different chorus and some different lyrics. "Mystery Voice" developed
into two different songs on GOODBYE CRUEL WORLD. I won't reveal which
The previously unreleased live renditions of "What I Like Most About
You Is Your Girlfriend" and "Love Field" toward the end are fine
additions, but mostly they make me wish EC would release a complete show
from the 1984 solo tour.
KOJAK VARIETY is unique among the Rhino bonus discs in that it can
really stand entirely on its own, bearing little more than a thematic
connection to the album it accompanies. Like the original album, it
consists entirely of covers, but only one song comes from the KOJAK
sessions, and only one other is an alternate of a KOJAK track. This may
be the bonus disc which is most appealing to Costello fans who don't
share my fascination with the alternates which tend to dominate the
other bonus discs.
The 10 George Jones demos -- seven of them entirely unreleased -- are
simply wonderful. Although they're not overly polished, they sound more
complete than EC's demos ordinarily sound. They capture EC's voice at an
interesting point, immediately after recording THE JULIET LETTERS, when
he seems to have an extra confidence in his voice, and yet he sings
without any apparent effort to show off. In particular he holds the
notes longer than usual, and he does it without his trademark vibrato.
This is presumably meant as an imitation of Jones' style, but the
resemblance is fairly subtle. I doubt anyone would pick up on it without
knowing the back story, because they work as Elvis Costello songs.
My favorite is "You're Gonna Make Me Lonesome When You Go," but I
wouldn't be surprised if I had a different favorite tomorrow, because
they all sound good to me. Even the most familiar song, "Pouring Water
on a Drowning Man," differs more from EC's other versions than you'd
probably expect. Several songs feature great multi-tracked harmonies.
The other half of the disc is devoted to previously available non-LP
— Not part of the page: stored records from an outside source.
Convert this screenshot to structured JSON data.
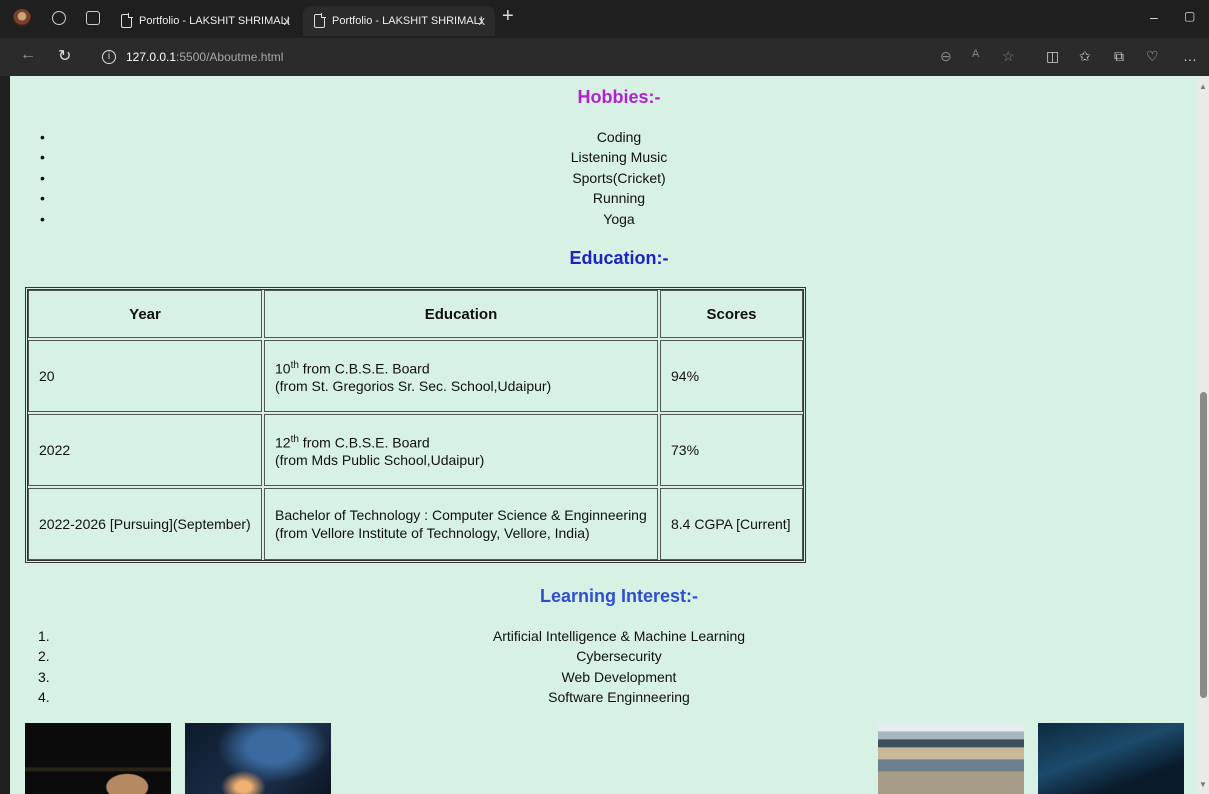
{
  "browser": {
    "tabs": [
      {
        "title": "Portfolio - LAKSHIT SHRIMALI",
        "close": "x"
      },
      {
        "title": "Portfolio - LAKSHIT SHRIMALI",
        "close": "x"
      }
    ],
    "new_tab": "+",
    "url_host": "127.0.0.1",
    "url_path": ":5500/Aboutme.html"
  },
  "hobbies": {
    "heading": "Hobbies:-",
    "heading_color": "#b41fd3",
    "bullet": "•",
    "items": [
      "Coding",
      "Listening Music",
      "Sports(Cricket)",
      "Running",
      "Yoga"
    ]
  },
  "education": {
    "heading": "Education:-",
    "heading_color": "#1c23c4",
    "headers": [
      "Year",
      "Education",
      "Scores"
    ],
    "rows": [
      {
        "year": "20",
        "level": "10",
        "sup": "th",
        "board": " from C.B.S.E. Board",
        "school": "(from St. Gregorios Sr. Sec. School,Udaipur)",
        "score": "94%"
      },
      {
        "year": "2022",
        "level": "12",
        "sup": "th",
        "board": " from C.B.S.E. Board",
        "school": "(from Mds Public School,Udaipur)",
        "score": "73%"
      },
      {
        "year": "2022-2026 [Pursuing](September)",
        "level": "",
        "sup": "",
        "board": "Bachelor of Technology : Computer Science & Enginneering",
        "school": "(from Vellore Institute of Technology, Vellore, India)",
        "score": "8.4 CGPA [Current]"
      }
    ]
  },
  "learning": {
    "heading": "Learning Interest:-",
    "heading_color": "#2f4fcf",
    "items": [
      {
        "num": "1.",
        "text": "Artificial Intelligence & Machine Learning"
      },
      {
        "num": "2.",
        "text": "Cybersecurity"
      },
      {
        "num": "3.",
        "text": "Web Development"
      },
      {
        "num": "4.",
        "text": "Software Enginneering"
      }
    ]
  }
}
covers. I like having these all gathered together, and they're nicely
sequenced, but I'm not going to review them track by track.